After spending hours wrangling with the model, I couldn’t figure out what images the model correctly resolves and which ones produce these strange blue outputs. Because the model is missing a contract, this is a significant waste of engineering effort: I spent a significant amount of time getting the model loaded and running locally only to realize that it won’t work for some of my data.
Conclusion — is there a solution?
We machine learning developers often assume that if we are able to get good performance on our test sets, our models are ready to deploy and release. We do not concern ourselves enough with how downstream users are using models with data that might look quite different from our training and test sets. However, this is happening more and more: as machine learning models are being released as APIs for general use, or are being deployed internally but data streams are changing over time, we can no longer assume that a model’s test performance is indicative of its performance in the real world.
We need to provide contracts that make it clear to users what input data are valid for our models. Otherwise, machine learning models will work properly until they don’t. Systems built on top of machine learning models will fail.
At the same time, we’ve seen that specifying valid input data through explicit instructions is difficult. What can be done? I have two suggestions:
- We develop better methods for determining whether a sample belongs to our model’s “valid data distribution.” Perhaps contracts can themselves be “contract functions,” which assess whether an input sample is valid if it is “similar” enough to our training distribution. Such methods for detecting in-distribution and out-of-distribution data are being developed , though there are caveats to using them in practice .

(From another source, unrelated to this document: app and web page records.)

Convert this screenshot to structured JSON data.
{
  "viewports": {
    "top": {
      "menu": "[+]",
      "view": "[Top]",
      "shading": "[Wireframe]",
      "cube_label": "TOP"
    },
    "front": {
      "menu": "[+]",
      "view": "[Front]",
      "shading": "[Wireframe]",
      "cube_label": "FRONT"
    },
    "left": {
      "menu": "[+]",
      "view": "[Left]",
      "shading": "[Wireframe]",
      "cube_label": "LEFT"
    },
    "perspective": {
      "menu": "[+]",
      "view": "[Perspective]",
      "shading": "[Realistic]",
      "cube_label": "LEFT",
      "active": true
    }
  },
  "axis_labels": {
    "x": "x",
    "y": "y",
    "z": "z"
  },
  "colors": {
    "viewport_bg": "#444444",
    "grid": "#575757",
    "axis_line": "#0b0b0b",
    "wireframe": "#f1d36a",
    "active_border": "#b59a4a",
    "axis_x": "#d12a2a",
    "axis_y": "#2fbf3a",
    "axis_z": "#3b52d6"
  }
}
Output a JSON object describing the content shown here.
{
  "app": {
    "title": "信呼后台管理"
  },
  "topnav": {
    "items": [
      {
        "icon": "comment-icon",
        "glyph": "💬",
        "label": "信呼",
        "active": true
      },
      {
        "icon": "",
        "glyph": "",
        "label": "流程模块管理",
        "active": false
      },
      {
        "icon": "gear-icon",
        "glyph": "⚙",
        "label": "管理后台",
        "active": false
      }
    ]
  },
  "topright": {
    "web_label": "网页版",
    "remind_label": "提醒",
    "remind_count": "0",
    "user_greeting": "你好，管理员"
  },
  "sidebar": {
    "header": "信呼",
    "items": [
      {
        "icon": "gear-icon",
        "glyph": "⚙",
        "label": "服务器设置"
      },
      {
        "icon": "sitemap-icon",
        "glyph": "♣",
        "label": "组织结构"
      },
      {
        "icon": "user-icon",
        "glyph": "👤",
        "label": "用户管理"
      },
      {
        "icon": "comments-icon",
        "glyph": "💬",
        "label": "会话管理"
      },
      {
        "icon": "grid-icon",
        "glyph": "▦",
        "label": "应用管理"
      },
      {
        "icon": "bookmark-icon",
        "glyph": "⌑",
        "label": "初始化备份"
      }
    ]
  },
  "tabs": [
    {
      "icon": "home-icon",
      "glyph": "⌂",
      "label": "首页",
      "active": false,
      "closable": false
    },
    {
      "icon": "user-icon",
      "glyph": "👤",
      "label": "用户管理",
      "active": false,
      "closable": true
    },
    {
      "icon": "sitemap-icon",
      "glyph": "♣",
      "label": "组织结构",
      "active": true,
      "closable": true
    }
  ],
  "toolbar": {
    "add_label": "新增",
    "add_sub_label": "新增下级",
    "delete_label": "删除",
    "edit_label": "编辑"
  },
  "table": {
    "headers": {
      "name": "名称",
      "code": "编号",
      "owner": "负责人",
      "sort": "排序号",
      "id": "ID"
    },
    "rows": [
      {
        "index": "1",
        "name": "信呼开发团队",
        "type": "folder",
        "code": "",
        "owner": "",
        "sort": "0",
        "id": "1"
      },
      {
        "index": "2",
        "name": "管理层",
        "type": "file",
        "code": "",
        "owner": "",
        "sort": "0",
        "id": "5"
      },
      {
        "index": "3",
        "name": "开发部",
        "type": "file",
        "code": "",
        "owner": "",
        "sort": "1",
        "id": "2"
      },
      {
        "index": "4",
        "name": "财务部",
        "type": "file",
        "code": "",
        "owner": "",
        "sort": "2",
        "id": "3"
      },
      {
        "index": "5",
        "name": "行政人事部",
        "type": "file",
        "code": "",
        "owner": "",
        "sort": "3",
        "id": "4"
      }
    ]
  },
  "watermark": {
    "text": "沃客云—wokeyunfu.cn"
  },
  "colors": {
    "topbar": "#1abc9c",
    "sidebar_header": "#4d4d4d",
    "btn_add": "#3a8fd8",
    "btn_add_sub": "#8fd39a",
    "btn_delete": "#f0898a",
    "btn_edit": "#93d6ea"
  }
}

- We make it easier to test models so that model failures are identified easily and earlier in the model development process. This helps model creators know and communicate the preconditions of their library, and helps end users quickly know if a model is suitable for their use. This is the motivation behind our open-source gradio library. In fact, the failure points identified in the models above were all easily done with the library.
And of course, we can pursue both solutions at the same time — we make it easier to identify model failure points, but also invest in developing contract functions for machine learning models going forward.
 Pretrained models — transformers 4.1.1 documentation (huggingface.co)
 Vision AI | Derive Image Insights via ML | Cloud Vision API (google.com)
 Out-of-Distribution Detection | Papers With Code
 [1810.09136] Do Deep Generative Models Know What They Don’t Know? (arxiv.org)